* DIRECTIONS *
Reproduce the listing that follows word for word, without its pictures.
╔══
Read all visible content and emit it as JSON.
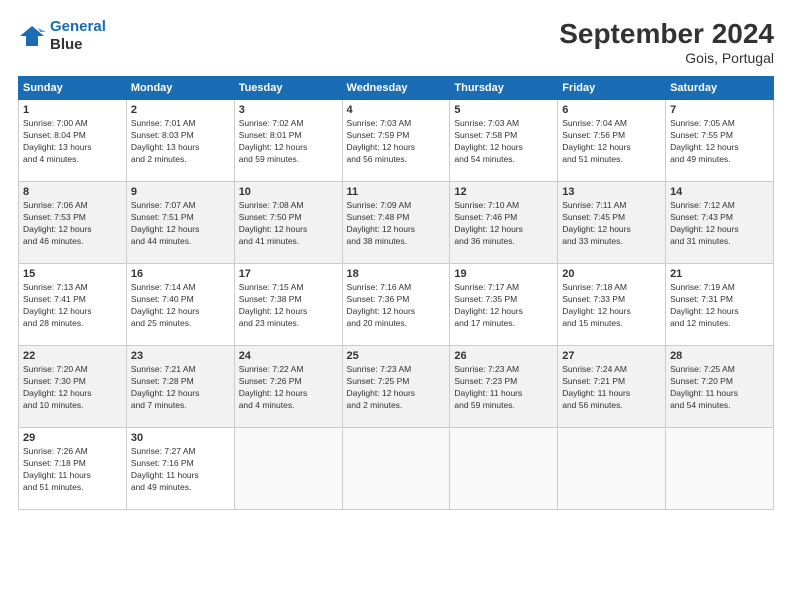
{
  "logo": {
    "line1": "General",
    "line2": "Blue"
  },
  "title": "September 2024",
  "subtitle": "Gois, Portugal",
  "headers": [
    "Sunday",
    "Monday",
    "Tuesday",
    "Wednesday",
    "Thursday",
    "Friday",
    "Saturday"
  ],
  "weeks": [
    [
      {
        "day": "1",
        "info": "Sunrise: 7:00 AM\nSunset: 8:04 PM\nDaylight: 13 hours\nand 4 minutes."
      },
      {
        "day": "2",
        "info": "Sunrise: 7:01 AM\nSunset: 8:03 PM\nDaylight: 13 hours\nand 2 minutes."
      },
      {
        "day": "3",
        "info": "Sunrise: 7:02 AM\nSunset: 8:01 PM\nDaylight: 12 hours\nand 59 minutes."
      },
      {
        "day": "4",
        "info": "Sunrise: 7:03 AM\nSunset: 7:59 PM\nDaylight: 12 hours\nand 56 minutes."
      },
      {
        "day": "5",
        "info": "Sunrise: 7:03 AM\nSunset: 7:58 PM\nDaylight: 12 hours\nand 54 minutes."
      },
      {
        "day": "6",
        "info": "Sunrise: 7:04 AM\nSunset: 7:56 PM\nDaylight: 12 hours\nand 51 minutes."
      },
      {
        "day": "7",
        "info": "Sunrise: 7:05 AM\nSunset: 7:55 PM\nDaylight: 12 hours\nand 49 minutes."
      }
    ],
    [
      {
        "day": "8",
        "info": "Sunrise: 7:06 AM\nSunset: 7:53 PM\nDaylight: 12 hours\nand 46 minutes."
      },
      {
        "day": "9",
        "info": "Sunrise: 7:07 AM\nSunset: 7:51 PM\nDaylight: 12 hours\nand 44 minutes."
      },
      {
        "day": "10",
        "info": "Sunrise: 7:08 AM\nSunset: 7:50 PM\nDaylight: 12 hours\nand 41 minutes."
      },
      {
        "day": "11",
        "info": "Sunrise: 7:09 AM\nSunset: 7:48 PM\nDaylight: 12 hours\nand 38 minutes."
      },
      {
        "day": "12",
        "info": "Sunrise: 7:10 AM\nSunset: 7:46 PM\nDaylight: 12 hours\nand 36 minutes."
      },
      {
        "day": "13",
        "info": "Sunrise: 7:11 AM\nSunset: 7:45 PM\nDaylight: 12 hours\nand 33 minutes."
      },
      {
        "day": "14",
        "info": "Sunrise: 7:12 AM\nSunset: 7:43 PM\nDaylight: 12 hours\nand 31 minutes."
      }
    ],
    [
      {
        "day": "15",
        "info": "Sunrise: 7:13 AM\nSunset: 7:41 PM\nDaylight: 12 hours\nand 28 minutes."
      },
      {
        "day": "16",
        "info": "Sunrise: 7:14 AM\nSunset: 7:40 PM\nDaylight: 12 hours\nand 25 minutes."
      },
      {
        "day": "17",
        "info": "Sunrise: 7:15 AM\nSunset: 7:38 PM\nDaylight: 12 hours\nand 23 minutes."
      },
      {
        "day": "18",
        "info": "Sunrise: 7:16 AM\nSunset: 7:36 PM\nDaylight: 12 hours\nand 20 minutes."
      },
      {
        "day": "19",
        "info": "Sunrise: 7:17 AM\nSunset: 7:35 PM\nDaylight: 12 hours\nand 17 minutes."
      },
      {
        "day": "20",
        "info": "Sunrise: 7:18 AM\nSunset: 7:33 PM\nDaylight: 12 hours\nand 15 minutes."
      },
      {
        "day": "21",
        "info": "Sunrise: 7:19 AM\nSunset: 7:31 PM\nDaylight: 12 hours\nand 12 minutes."
      }
    ],
    [
      {
        "day": "22",
        "info": "Sunrise: 7:20 AM\nSunset: 7:30 PM\nDaylight: 12 hours\nand 10 minutes."
      },
      {
        "day": "23",
        "info": "Sunrise: 7:21 AM\nSunset: 7:28 PM\nDaylight: 12 hours\nand 7 minutes."
      },
      {
        "day": "24",
        "info": "Sunrise: 7:22 AM\nSunset: 7:26 PM\nDaylight: 12 hours\nand 4 minutes."
      },
      {
        "day": "25",
        "info": "Sunrise: 7:23 AM\nSunset: 7:25 PM\nDaylight: 12 hours\nand 2 minutes."
      },
      {
        "day": "26",
        "info": "Sunrise: 7:23 AM\nSunset: 7:23 PM\nDaylight: 11 hours\nand 59 minutes."
      },
      {
        "day": "27",
        "info": "Sunrise: 7:24 AM\nSunset: 7:21 PM\nDaylight: 11 hours\nand 56 minutes."
      },
      {
        "day": "28",
        "info": "Sunrise: 7:25 AM\nSunset: 7:20 PM\nDaylight: 11 hours\nand 54 minutes."
      }
    ],
    [
      {
        "day": "29",
        "info": "Sunrise: 7:26 AM\nSunset: 7:18 PM\nDaylight: 11 hours\nand 51 minutes."
      },
      {
        "day": "30",
        "info": "Sunrise: 7:27 AM\nSunset: 7:16 PM\nDaylight: 11 hours\nand 49 minutes."
      },
      {
        "day": "",
        "info": ""
      },
      {
        "day": "",
        "info": ""
      },
      {
        "day": "",
        "info": ""
      },
      {
        "day": "",
        "info": ""
      },
      {
        "day": "",
        "info": ""
      }
    ]
  ]
}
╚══
* TASK SOLUTION *
Read all visible content and emit it as JSON.
{
  "logo": {
    "line1": "General",
    "line2": "Blue"
  },
  "title": "September 2024",
  "subtitle": "Gois, Portugal",
  "headers": [
    "Sunday",
    "Monday",
    "Tuesday",
    "Wednesday",
    "Thursday",
    "Friday",
    "Saturday"
  ],
  "weeks": [
    [
      {
        "day": "1",
        "info": "Sunrise: 7:00 AM\nSunset: 8:04 PM\nDaylight: 13 hours\nand 4 minutes."
      },
      {
        "day": "2",
        "info": "Sunrise: 7:01 AM\nSunset: 8:03 PM\nDaylight: 13 hours\nand 2 minutes."
      },
      {
        "day": "3",
        "info": "Sunrise: 7:02 AM\nSunset: 8:01 PM\nDaylight: 12 hours\nand 59 minutes."
      },
      {
        "day": "4",
        "info": "Sunrise: 7:03 AM\nSunset: 7:59 PM\nDaylight: 12 hours\nand 56 minutes."
      },
      {
        "day": "5",
        "info": "Sunrise: 7:03 AM\nSunset: 7:58 PM\nDaylight: 12 hours\nand 54 minutes."
      },
      {
        "day": "6",
        "info": "Sunrise: 7:04 AM\nSunset: 7:56 PM\nDaylight: 12 hours\nand 51 minutes."
      },
      {
        "day": "7",
        "info": "Sunrise: 7:05 AM\nSunset: 7:55 PM\nDaylight: 12 hours\nand 49 minutes."
      }
    ],
    [
      {
        "day": "8",
        "info": "Sunrise: 7:06 AM\nSunset: 7:53 PM\nDaylight: 12 hours\nand 46 minutes."
      },
      {
        "day": "9",
        "info": "Sunrise: 7:07 AM\nSunset: 7:51 PM\nDaylight: 12 hours\nand 44 minutes."
      },
      {
        "day": "10",
        "info": "Sunrise: 7:08 AM\nSunset: 7:50 PM\nDaylight: 12 hours\nand 41 minutes."
      },
      {
        "day": "11",
        "info": "Sunrise: 7:09 AM\nSunset: 7:48 PM\nDaylight: 12 hours\nand 38 minutes."
      },
      {
        "day": "12",
        "info": "Sunrise: 7:10 AM\nSunset: 7:46 PM\nDaylight: 12 hours\nand 36 minutes."
      },
      {
        "day": "13",
        "info": "Sunrise: 7:11 AM\nSunset: 7:45 PM\nDaylight: 12 hours\nand 33 minutes."
      },
      {
        "day": "14",
        "info": "Sunrise: 7:12 AM\nSunset: 7:43 PM\nDaylight: 12 hours\nand 31 minutes."
      }
    ],
    [
      {
        "day": "15",
        "info": "Sunrise: 7:13 AM\nSunset: 7:41 PM\nDaylight: 12 hours\nand 28 minutes."
      },
      {
        "day": "16",
        "info": "Sunrise: 7:14 AM\nSunset: 7:40 PM\nDaylight: 12 hours\nand 25 minutes."
      },
      {
        "day": "17",
        "info": "Sunrise: 7:15 AM\nSunset: 7:38 PM\nDaylight: 12 hours\nand 23 minutes."
      },
      {
        "day": "18",
        "info": "Sunrise: 7:16 AM\nSunset: 7:36 PM\nDaylight: 12 hours\nand 20 minutes."
      },
      {
        "day": "19",
        "info": "Sunrise: 7:17 AM\nSunset: 7:35 PM\nDaylight: 12 hours\nand 17 minutes."
      },
      {
        "day": "20",
        "info": "Sunrise: 7:18 AM\nSunset: 7:33 PM\nDaylight: 12 hours\nand 15 minutes."
      },
      {
        "day": "21",
        "info": "Sunrise: 7:19 AM\nSunset: 7:31 PM\nDaylight: 12 hours\nand 12 minutes."
      }
    ],
    [
      {
        "day": "22",
        "info": "Sunrise: 7:20 AM\nSunset: 7:30 PM\nDaylight: 12 hours\nand 10 minutes."
      },
      {
        "day": "23",
        "info": "Sunrise: 7:21 AM\nSunset: 7:28 PM\nDaylight: 12 hours\nand 7 minutes."
      },
      {
        "day": "24",
        "info": "Sunrise: 7:22 AM\nSunset: 7:26 PM\nDaylight: 12 hours\nand 4 minutes."
      },
      {
        "day": "25",
        "info": "Sunrise: 7:23 AM\nSunset: 7:25 PM\nDaylight: 12 hours\nand 2 minutes."
      },
      {
        "day": "26",
        "info": "Sunrise: 7:23 AM\nSunset: 7:23 PM\nDaylight: 11 hours\nand 59 minutes."
      },
      {
        "day": "27",
        "info": "Sunrise: 7:24 AM\nSunset: 7:21 PM\nDaylight: 11 hours\nand 56 minutes."
      },
      {
        "day": "28",
        "info": "Sunrise: 7:25 AM\nSunset: 7:20 PM\nDaylight: 11 hours\nand 54 minutes."
      }
    ],
    [
      {
        "day": "29",
        "info": "Sunrise: 7:26 AM\nSunset: 7:18 PM\nDaylight: 11 hours\nand 51 minutes."
      },
      {
        "day": "30",
        "info": "Sunrise: 7:27 AM\nSunset: 7:16 PM\nDaylight: 11 hours\nand 49 minutes."
      },
      {
        "day": "",
        "info": ""
      },
      {
        "day": "",
        "info": ""
      },
      {
        "day": "",
        "info": ""
      },
      {
        "day": "",
        "info": ""
      },
      {
        "day": "",
        "info": ""
      }
    ]
  ]
}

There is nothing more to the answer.